Brent Easterling was not, according to our records, shipping birds to Guam, but he was moving them to Mexico, the Philippines, and to other states, including New Mexico. Brent Easterling’s L&L Game Farm Facebook page had frequent posts and boasts about his cockfighting activities, as did his personal page. Swiftcreek Game farm is the farm frequented by Brent Easterling’s brothers Billy and Bobby and Billy’s son Tyler.
AWA presented information to federal authorities revealing Mr. Easterling being interviewed by the Philippines-based cockfighting channel BNTV. That video has since been removed but we obtained a copy prior to the purging of the content. AWA also obtained BNTV videos where 10 other cockfighters in Alabama extol the prowess of their birds.
According to our investigation, the Easterling family members have used the U.S Postal Service for shipment of fighting birds and, in some cases, fighting implements.
“If law enforcement is going to shut down illegal cockfighting, that work can only be by the Dept. of Justice because cockfighting is effectively decriminalized in the Yellowhammer State,” noted Marty Irby, executive director of Animal Wellness Action and a native of Mobile. “While dogfighting is a felony in Alabama, cockfighting warrants less in the way of penalties than a parking ticket, and the law hasn’t been updated since the 1800’s.”
Under current federal law, it is a crime to:
- Knowingly sponsor or exhibit an animal in a fighting venture;
- Knowingly attend an animal fighting venture, or knowingly cause an individual who has not attained the age of 16 to attend an animal fighting venture;
- Knowingly buy, sell, possess, train, transport, deliver, or receive any animal for purposes of having the animal participate in an animal fighting venture;
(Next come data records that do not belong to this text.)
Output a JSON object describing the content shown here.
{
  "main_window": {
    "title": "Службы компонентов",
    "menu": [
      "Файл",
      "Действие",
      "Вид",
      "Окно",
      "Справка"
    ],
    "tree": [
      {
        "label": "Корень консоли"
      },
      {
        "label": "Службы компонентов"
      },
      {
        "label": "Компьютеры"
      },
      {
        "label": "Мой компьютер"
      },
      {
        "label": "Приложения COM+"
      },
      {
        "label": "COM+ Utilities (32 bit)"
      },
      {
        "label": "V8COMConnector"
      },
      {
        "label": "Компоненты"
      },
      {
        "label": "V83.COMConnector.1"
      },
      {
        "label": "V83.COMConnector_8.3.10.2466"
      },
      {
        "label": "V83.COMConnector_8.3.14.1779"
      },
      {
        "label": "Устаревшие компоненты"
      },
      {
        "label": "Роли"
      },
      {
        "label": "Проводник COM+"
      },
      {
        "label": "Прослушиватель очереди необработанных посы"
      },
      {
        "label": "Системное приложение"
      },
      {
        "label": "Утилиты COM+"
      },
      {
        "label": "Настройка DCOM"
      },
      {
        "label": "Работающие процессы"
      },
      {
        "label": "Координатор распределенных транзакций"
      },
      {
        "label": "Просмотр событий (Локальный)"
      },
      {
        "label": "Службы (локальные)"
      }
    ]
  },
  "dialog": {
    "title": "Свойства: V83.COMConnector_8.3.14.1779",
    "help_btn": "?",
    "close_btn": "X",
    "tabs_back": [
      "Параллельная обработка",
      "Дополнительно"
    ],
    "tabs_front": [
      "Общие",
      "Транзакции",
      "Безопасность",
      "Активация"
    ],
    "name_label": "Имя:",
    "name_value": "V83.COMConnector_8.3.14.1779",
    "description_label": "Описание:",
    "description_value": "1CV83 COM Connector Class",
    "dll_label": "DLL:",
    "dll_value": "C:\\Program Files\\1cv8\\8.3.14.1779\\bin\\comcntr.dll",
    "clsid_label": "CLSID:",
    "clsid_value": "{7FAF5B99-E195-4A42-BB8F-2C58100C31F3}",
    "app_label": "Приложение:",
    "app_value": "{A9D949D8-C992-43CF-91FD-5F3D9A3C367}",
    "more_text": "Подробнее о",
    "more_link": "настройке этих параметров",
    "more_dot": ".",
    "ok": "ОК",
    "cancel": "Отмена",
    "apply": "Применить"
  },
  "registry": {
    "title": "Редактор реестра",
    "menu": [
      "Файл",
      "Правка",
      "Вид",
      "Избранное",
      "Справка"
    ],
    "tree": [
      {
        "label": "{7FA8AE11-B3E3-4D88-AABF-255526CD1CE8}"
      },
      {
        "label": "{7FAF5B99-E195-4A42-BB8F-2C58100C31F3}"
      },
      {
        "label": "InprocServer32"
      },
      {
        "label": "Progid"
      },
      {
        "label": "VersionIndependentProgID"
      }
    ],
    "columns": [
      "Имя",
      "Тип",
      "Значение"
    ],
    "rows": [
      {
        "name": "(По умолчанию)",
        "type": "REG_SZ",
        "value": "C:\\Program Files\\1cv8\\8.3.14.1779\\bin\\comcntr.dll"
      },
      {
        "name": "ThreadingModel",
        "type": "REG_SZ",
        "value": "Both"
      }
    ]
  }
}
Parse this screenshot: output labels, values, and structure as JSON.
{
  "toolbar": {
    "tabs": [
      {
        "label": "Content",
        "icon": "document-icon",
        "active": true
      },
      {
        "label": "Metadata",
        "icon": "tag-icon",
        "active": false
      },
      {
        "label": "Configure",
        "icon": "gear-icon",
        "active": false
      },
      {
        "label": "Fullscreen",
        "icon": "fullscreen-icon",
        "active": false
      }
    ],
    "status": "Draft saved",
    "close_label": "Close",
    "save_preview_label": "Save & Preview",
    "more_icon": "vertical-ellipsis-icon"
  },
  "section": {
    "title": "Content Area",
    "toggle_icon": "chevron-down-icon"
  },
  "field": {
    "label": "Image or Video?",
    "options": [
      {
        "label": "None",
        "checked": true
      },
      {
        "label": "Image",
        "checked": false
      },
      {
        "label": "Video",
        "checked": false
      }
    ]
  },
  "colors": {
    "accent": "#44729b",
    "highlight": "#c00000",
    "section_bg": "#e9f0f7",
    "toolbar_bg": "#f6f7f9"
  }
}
- Knowingly use the mail service of the U.S. Postal Service, or any “written, wire, radio televisions or other form of communications in, or using a facility of, interstate commerce,” to advertise an animal for use in an animal fighting venture, or to advertise a knife, gaff, or other sharp instrument designed to be attached to the leg of a bird for us in an animal fighting venture, or to promote or in any other manner further an animal fighting venture except as performed outside the U.S.;
- Knowingly sell, buy, transport, or deliver in interstate or foreign commerce “a knife, a gaff, or any other sharp instrument” designed or intended to be attached to the leg of a bird for us in an animal fighting venture.
Penalties for each violation of any one of these provisions allows for a maximum of 5 years in prison and a $250,000 fine for perpetrators, except for an adult attending an animal fighting venture. Penalties for an adult in attendance are 1 year in prison and a $5,000 fine.